[EXERCISE DIRECTIONS]: Copy out the entries word for word, leaving images aside.
....................
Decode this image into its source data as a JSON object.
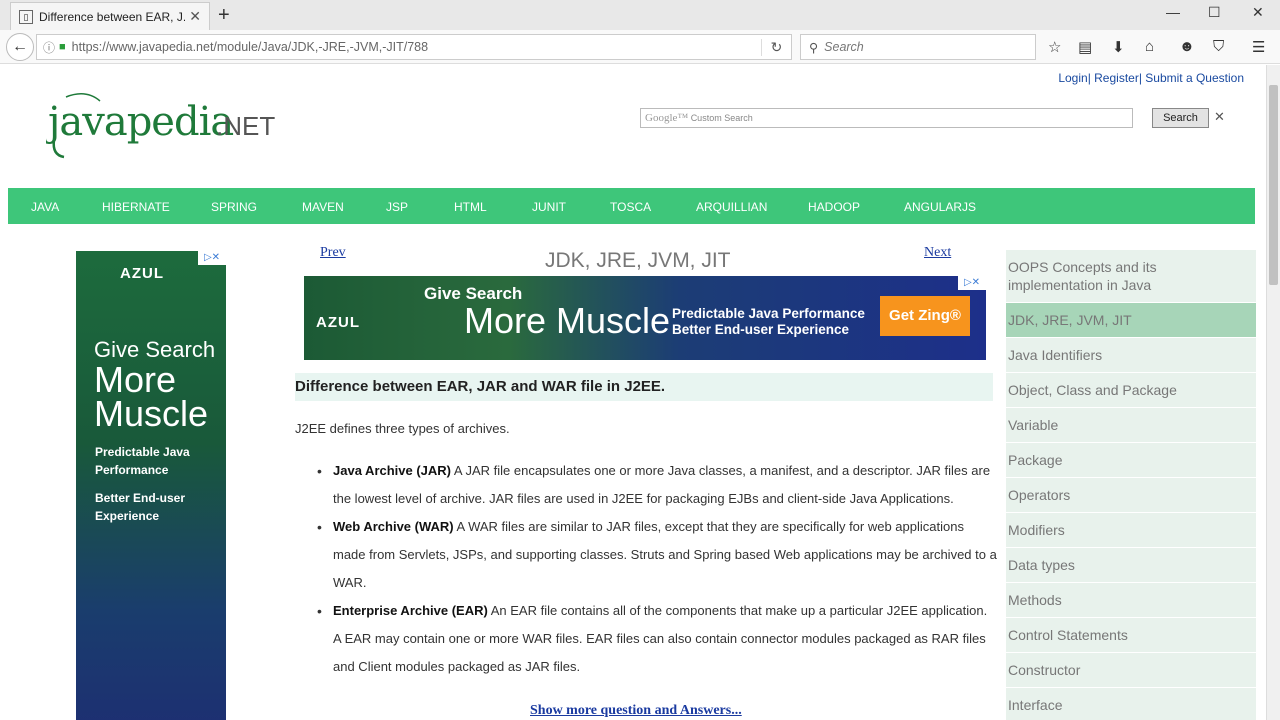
{
  "browser": {
    "tab_title": "Difference between EAR, J...",
    "favicon_glyph": "📖",
    "tab_close": "✕",
    "new_tab": "+",
    "window_controls": [
      "—",
      "☐",
      "✕"
    ],
    "back": "←",
    "url": "https://www.javapedia.net/module/Java/JDK,-JRE,-JVM,-JIT/788",
    "search_placeholder": "Search",
    "reload": "↻"
  },
  "header": {
    "login": "Login",
    "register": "Register",
    "submit": "Submit a Question",
    "logo_text": "javapedia.NET",
    "google_label": "Google™",
    "custom_search": "Custom Search",
    "search_button": "Search",
    "search_close": "✕"
  },
  "menu": [
    "JAVA",
    "HIBERNATE",
    "SPRING",
    "MAVEN",
    "JSP",
    "HTML",
    "JUNIT",
    "TOSCA",
    "ARQUILLIAN",
    "HADOOP",
    "ANGULARJS"
  ],
  "side_ad": {
    "brand": "AZUL",
    "line1": "Give Search",
    "line2": "More Muscle",
    "line3": "Predictable Java Performance",
    "line4": "Better End-user Experience"
  },
  "content": {
    "prev": "Prev",
    "next": "Next",
    "title": "JDK, JRE, JVM, JIT",
    "banner": {
      "brand": "AZUL",
      "line1": "Give Search",
      "line2": "More Muscle",
      "line3": "Predictable Java Performance",
      "line4": "Better End-user Experience",
      "cta": "Get Zing®"
    },
    "question": "Difference between EAR, JAR and WAR file in J2EE.",
    "intro": "J2EE defines three types of archives.",
    "items": [
      {
        "term": "Java Archive (JAR)",
        "text": " A JAR file encapsulates one or more Java classes, a manifest, and a descriptor. JAR files are the lowest level of archive. JAR files are used in J2EE for packaging EJBs and client-side Java Applications."
      },
      {
        "term": "Web Archive (WAR)",
        "text": " A WAR files are similar to JAR files, except that they are specifically for web applications made from Servlets, JSPs, and supporting classes. Struts and Spring based Web applications may be archived to a WAR."
      },
      {
        "term": "Enterprise Archive (EAR)",
        "text": " An EAR file contains all of the components that make up a particular J2EE application. A EAR may contain one or more WAR files. EAR files can also contain connector modules packaged as RAR files and Client modules packaged as JAR files."
      }
    ],
    "show_more": "Show more question and Answers..."
  },
  "sidebar": [
    "OOPS Concepts and its implementation in Java",
    "JDK, JRE, JVM, JIT",
    "Java Identifiers",
    "Object, Class and Package",
    "Variable",
    "Package",
    "Operators",
    "Modifiers",
    "Data types",
    "Methods",
    "Control Statements",
    "Constructor",
    "Interface"
  ],
  "sidebar_active": 1,
  "colors": {
    "menu_bg": "#3ec67a",
    "link": "#1a3aa0",
    "cta": "#f7941d"
  }
}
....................
[SOLUTION TO THIS PROBLEM]:
Decode this image into its source data as a JSON object.
{
  "browser": {
    "tab_title": "Difference between EAR, J...",
    "favicon_glyph": "📖",
    "tab_close": "✕",
    "new_tab": "+",
    "window_controls": [
      "—",
      "☐",
      "✕"
    ],
    "back": "←",
    "url": "https://www.javapedia.net/module/Java/JDK,-JRE,-JVM,-JIT/788",
    "search_placeholder": "Search",
    "reload": "↻"
  },
  "header": {
    "login": "Login",
    "register": "Register",
    "submit": "Submit a Question",
    "logo_text": "javapedia.NET",
    "google_label": "Google™",
    "custom_search": "Custom Search",
    "search_button": "Search",
    "search_close": "✕"
  },
  "menu": [
    "JAVA",
    "HIBERNATE",
    "SPRING",
    "MAVEN",
    "JSP",
    "HTML",
    "JUNIT",
    "TOSCA",
    "ARQUILLIAN",
    "HADOOP",
    "ANGULARJS"
  ],
  "side_ad": {
    "brand": "AZUL",
    "line1": "Give Search",
    "line2": "More Muscle",
    "line3": "Predictable Java Performance",
    "line4": "Better End-user Experience"
  },
  "content": {
    "prev": "Prev",
    "next": "Next",
    "title": "JDK, JRE, JVM, JIT",
    "banner": {
      "brand": "AZUL",
      "line1": "Give Search",
      "line2": "More Muscle",
      "line3": "Predictable Java Performance",
      "line4": "Better End-user Experience",
      "cta": "Get Zing®"
    },
    "question": "Difference between EAR, JAR and WAR file in J2EE.",
    "intro": "J2EE defines three types of archives.",
    "items": [
      {
        "term": "Java Archive (JAR)",
        "text": " A JAR file encapsulates one or more Java classes, a manifest, and a descriptor. JAR files are the lowest level of archive. JAR files are used in J2EE for packaging EJBs and client-side Java Applications."
      },
      {
        "term": "Web Archive (WAR)",
        "text": " A WAR files are similar to JAR files, except that they are specifically for web applications made from Servlets, JSPs, and supporting classes. Struts and Spring based Web applications may be archived to a WAR."
      },
      {
        "term": "Enterprise Archive (EAR)",
        "text": " An EAR file contains all of the components that make up a particular J2EE application. A EAR may contain one or more WAR files. EAR files can also contain connector modules packaged as RAR files and Client modules packaged as JAR files."
      }
    ],
    "show_more": "Show more question and Answers..."
  },
  "sidebar": [
    "OOPS Concepts and its implementation in Java",
    "JDK, JRE, JVM, JIT",
    "Java Identifiers",
    "Object, Class and Package",
    "Variable",
    "Package",
    "Operators",
    "Modifiers",
    "Data types",
    "Methods",
    "Control Statements",
    "Constructor",
    "Interface"
  ],
  "sidebar_active": 1,
  "colors": {
    "menu_bg": "#3ec67a",
    "link": "#1a3aa0",
    "cta": "#f7941d"
  }
}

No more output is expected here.